Test
What is active interaction?
Test
What is a gene
Basic unit of herdity, determines growth of cells, function of cells.

Located on the chromosomes

Organized in pairs (one from dad and one from mom)
What are the functions of a gene?
Unit of heredity, determine growth and function of a cell
What is behavioral genetics?
The study of whether and how traits for behavior are inherited.
What is natural selection?
The differential survival and reproduction of organisms with genetic characteristics that enable them to better utilize environmental resources
What is adaptation?
the process of adapting to something (such as environmental conditions)
What is evolution?
development: a process in which something passes by degrees to a different stage (especially a more advanced or mature stage
What are alleles?
Different forms of genes
What is a dominate allele
instructions are followed

eye color - brown allele dominaant over blue

you get blue eyes only with 2 blue alleles
What is a recessive allele
Most damaging genetic characteristics are recessive (only with 2 recessive alleles will the discorder be expressed)
What is homozygous?
a representation of genes

same allele in a pair

phenotype reflects genotype
What is heterozygous?
different alleles in a pair

dominate allele (instructions are followed)

recessive allele
instructions are ignored.
What is a sex linked charaterstic and what are they?
due to allele on x chromosome

males express if recessive allele is on x choromosome

you get color blindness, hemophilia
How are sex linked characteristics transmitted genetically?
Test
What is PKU
lack enzyme that breaks down phenylalanine

build up of phenylalaniene leads to brain damage and mental retardation.
What is monozygotic?
A type of twins derived from a single (mono) egg (zygote). Monozygotic twins form when a single fertilized egg splits into two embryos.
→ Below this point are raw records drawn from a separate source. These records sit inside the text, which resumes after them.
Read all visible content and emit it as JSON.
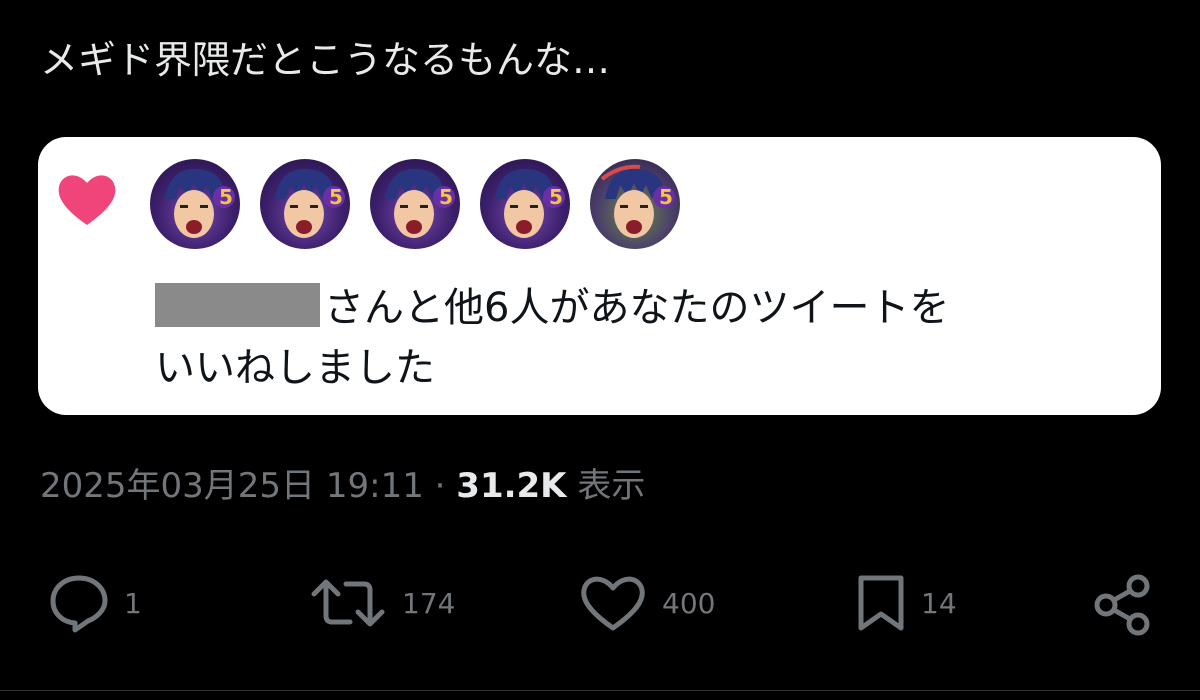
{
  "tweet": {
    "text": "メギド界隈だとこうなるもんな…"
  },
  "embed": {
    "notification_text": "さんと他6人があなたのツイートを",
    "notification_text_line2": "いいねしました",
    "heart_color": "#f0457a",
    "avatar_count": 5
  },
  "meta": {
    "timestamp": "2025年03月25日 19:11",
    "separator": "·",
    "views_count": "31.2K",
    "views_label": "表示"
  },
  "actions": {
    "reply_count": "1",
    "retweet_count": "174",
    "like_count": "400",
    "bookmark_count": "14"
  },
  "icons": {
    "reply": "reply-icon",
    "retweet": "retweet-icon",
    "like": "heart-icon",
    "bookmark": "bookmark-icon",
    "share": "share-icon"
  }
}
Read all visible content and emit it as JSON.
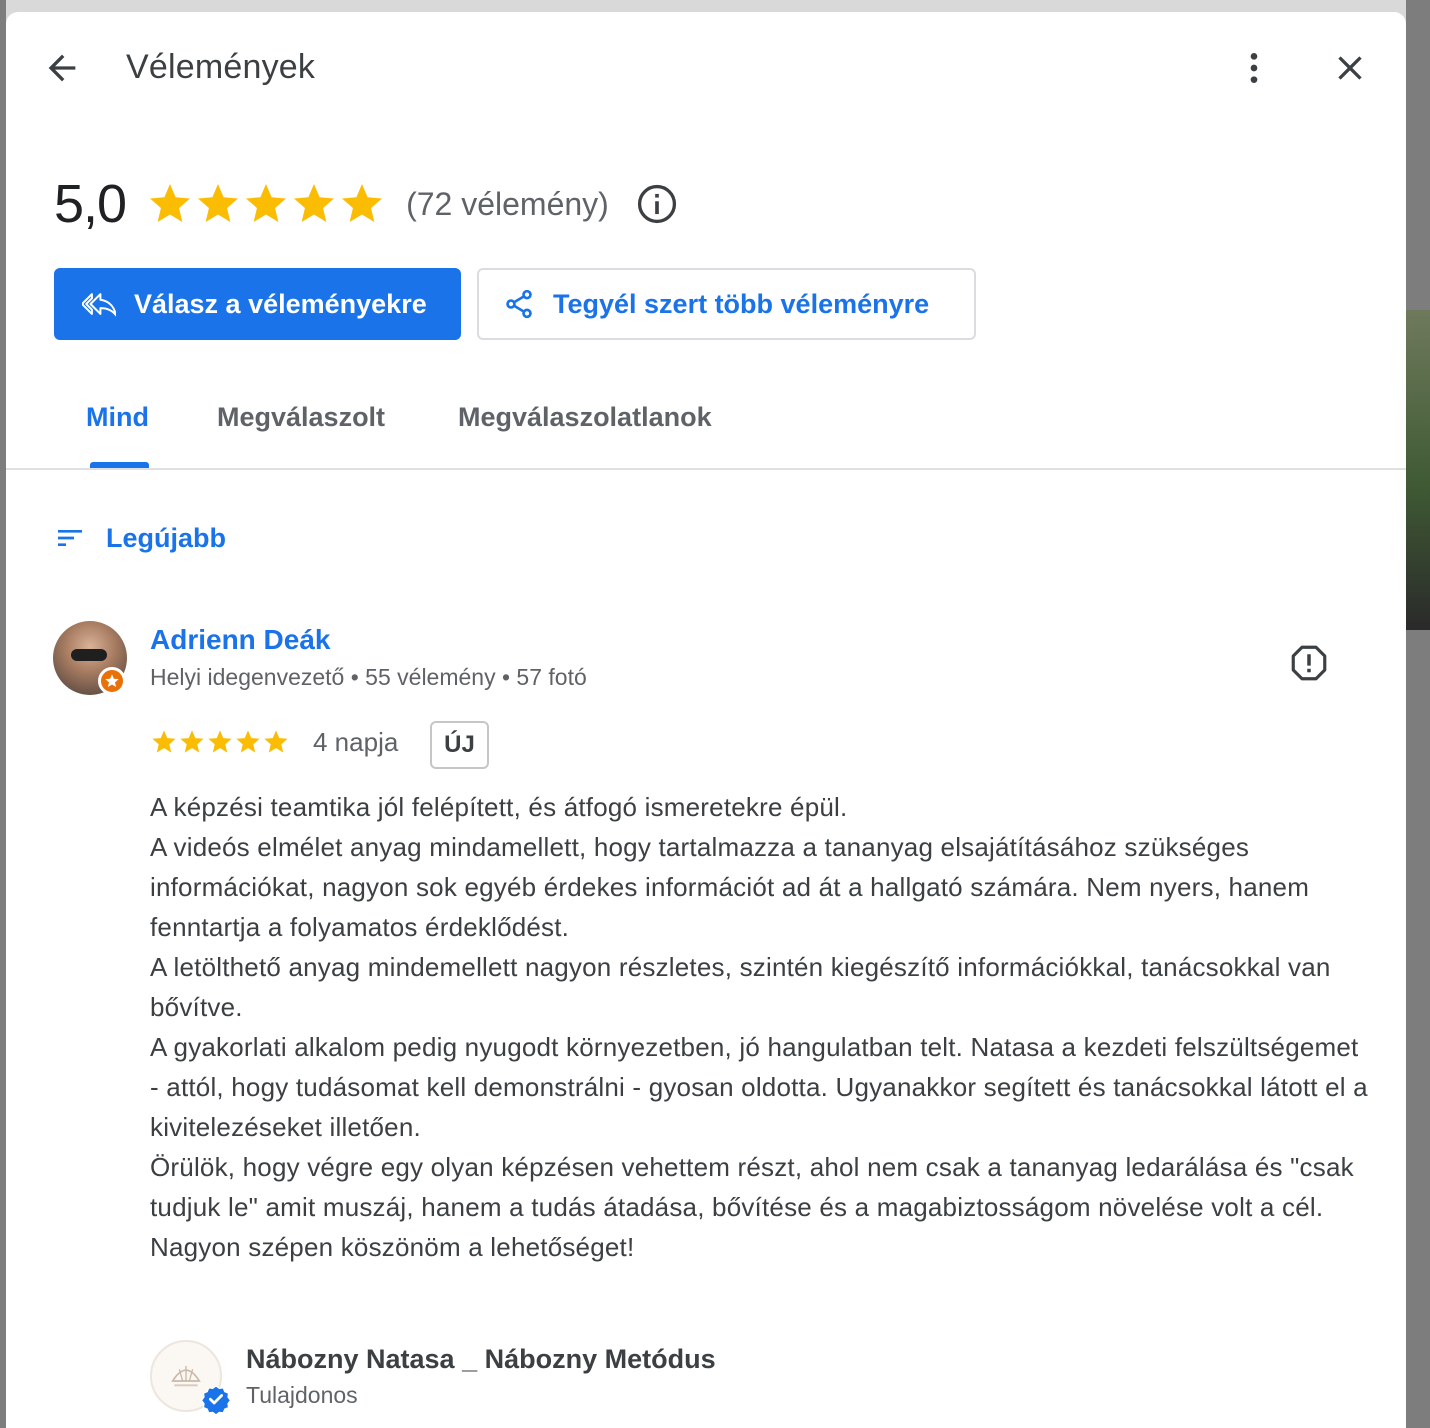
{
  "header": {
    "title": "Vélemények"
  },
  "summary": {
    "rating": "5,0",
    "stars": 5,
    "count_text": "(72 vélemény)"
  },
  "actions": {
    "reply_label": "Válasz a véleményekre",
    "share_label": "Tegyél szert több véleményre"
  },
  "tabs": [
    {
      "label": "Mind",
      "active": true
    },
    {
      "label": "Megválaszolt",
      "active": false
    },
    {
      "label": "Megválaszolatlanok",
      "active": false
    }
  ],
  "sort": {
    "label": "Legújabb"
  },
  "review": {
    "name": "Adrienn Deák",
    "meta": "Helyi idegenvezető • 55 vélemény • 57 fotó",
    "stars": 5,
    "age": "4 napja",
    "badge": "ÚJ",
    "paragraphs": [
      "A képzési teamtika jól felépített, és átfogó ismeretekre épül.",
      "A videós elmélet anyag mindamellett, hogy tartalmazza a tananyag elsajátításához szükséges információkat, nagyon sok egyéb érdekes információt ad át a hallgató számára. Nem nyers, hanem fenntartja a folyamatos érdeklődést.",
      "A letölthető anyag mindemellett nagyon részletes, szintén kiegészítő információkkal, tanácsokkal van bővítve.",
      "A gyakorlati alkalom pedig nyugodt környezetben, jó hangulatban telt. Natasa a kezdeti felszültségemet - attól, hogy tudásomat kell demonstrálni - gyosan oldotta. Ugyanakkor segített és tanácsokkal látott el a kivitelezéseket illetően.",
      "Örülök, hogy végre egy olyan képzésen vehettem részt, ahol nem csak a tananyag ledarálása és \"csak tudjuk le\" amit muszáj, hanem a tudás átadása, bővítése és a magabiztosságom növelése volt a cél.",
      "Nagyon szépen köszönöm a lehetőséget!"
    ]
  },
  "owner": {
    "name": "Nábozny Natasa _ Nábozny Metódus",
    "role": "Tulajdonos"
  },
  "colors": {
    "accent": "#1a73e8",
    "star": "#fbbc04",
    "badge_orange": "#e8710a"
  }
}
Because the twins share the same DNA set, they tend to have similar features.
What is dizygotic?
Derived from a two (di) eggs (zygote). Dizygotic twins form when two separate eggs are fertilized by separate sperm.
Two types of groups
Experimental - receive dose of ind variable

Control Group- Not exposed to ind variable
Cerebal Cortex
Makes sense of sensory, muscle movement, activities that we choose to do, very large in humans

Characteristics: Gyri (bulges), Fissures (grooves), increase surface area (increase number of neurons)
Temporal Lobe
Auditory (Left and Right)

Left is - no speech recognition

Right - no music comprehension
Aphasia
No speech comprehension
Parietal Lobe
Two hemispheres Right and Left, Left - reading and writing, drawing - Right not aware of left half of the world.
What is a Neurons
Brings Sensory info to Brain

Transfer and process info

Controls Muscles
What is a Neurons
Brings Sensory info to Brain

Transfer and process info

Controls Muscles
What is Soma
Cell body

Nucleous contains mitochondria (maintains cells)
What is Axon
Carries Messages away from the Soma

Action potential (electrical messages)

Covered with Myelin Sheath